         "http://www.w3.org/TR/xhtml1/DTD/xhtml1-transitional.dtd">
 
<html xmlns="http://www.w3.org/1999/xhtml">
<head id="Head1"  runat="server">
    <title>Log4Net Test</title>
    <script src="Scripts/jquery-1.7.js" type="text/javascript"></script>
    <script type="text/javascript">
 
        $(document).ready(DocReady);
 
        function DocReady()
        {
            if (window.console) 
                console.log("CLIENT: Doc Ready!");
        }
    </script>
</head>
<body>
    <form id="form1"  runat="server">
    <div>
    <h5>Log4Net Test</h5>
        <asp:Button ID="ButtonLog" runat="server" Text="Do Some Logging!" 
            onclick="ButtonLog_Click" />   
    </div>
    </form>
</body>
</html>

Here's the default.cs file from the test program with some logging strings:

using System;
using System.Collections.Generic;
using System.Linq;
using System.Web;
using System.Web.UI;
using System.Web.UI.WebControls;
using log4net;
 
public partial class _Default : System.Web.UI.Page
{
    private static readonly ILog log = LogManager.GetLogger("MyLogger");
 
    protected void Page_Load(object sender, EventArgs e)
    {
        log.Info("Page_Load!");
    }
 
    protected void ButtonLog_Click(object sender, EventArgs e)
    {
        log.Info("Soft kitty, warm kitty");
        log.Warn("Little ball of fur");
        log.Error("Happy kitty, sleepy kitty");
        log.Fatal("Purr, purr, purr.");
    }
}

And finally, here are the three output logs:

From the JSConsoleAppender (IE Developer Tools), it includes a client log call with the server log calls:

From the TraceAppender, the Visual Studio Output window:

From the LogFileAppender (using Notepad):

You can download the solution/projects/code here.

I hope someone finds this useful.

License

This article, along with any associated source code and files, is licensed under The Code Project Open License (CPOL)

Share

About the Author

Steve Wellens
EndWell Software, Inc.
United States United States
I am an independent contractor/consultant working in the Twin Cities area in Minnesota.
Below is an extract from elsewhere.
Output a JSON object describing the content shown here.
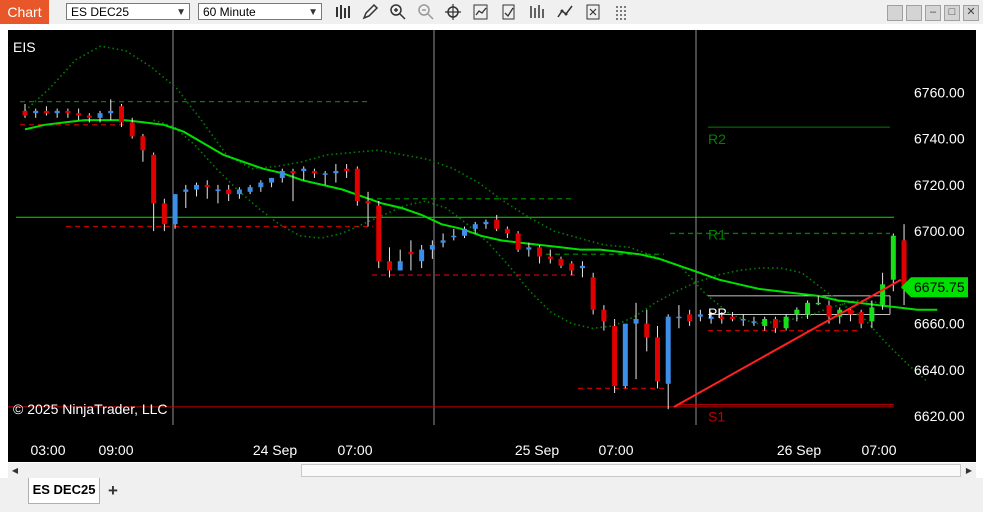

I work in .Net, Asp.Net, C#, C++, XML, SQL, Windows Forms, HTML, CSS, etc., etc., etc.

Comments and Discussions

 
QuestionMy Vote Of 5 Pinmembermelnac29-Jan-12 22:05 
QuestionDoes not work in MVC3 PinmemberWin32nipuh29-Jan-12 2:41 
AnswerRe: Does not work in MVC3 PinmemberSteve Wellens29-Jan-12 3:41 
GeneralRe: Does not work in MVC3 PinmemberWin32nipuh29-Jan-12 6:33 
GeneralRe: Does not work in MVC3 Pinmemberszilardd31-Jan-12 2:13 
GeneralMy vote of 5 PinmemberWin32nipuh27-Jan-12 3:01 

General General    News News    Suggestion Suggestion    Question Question    Bug Bug    Answer Answer    Joke Joke    Rant Rant    Admin Admin   

Use Ctrl+Left/Right to switch messages, Ctrl+Up/Down to switch threads, Ctrl+Shift+Left/Right to switch pages.

| Advertise | Privacy | Terms of Use | Mobile
Web01 | 2.8.141030.1 | Last Updated 23 Jan 2012
Article Copyright 2012 by Steve Wellens
Everything else Copyright © CodeProject, 1999-2014
Layout: fixed | fluid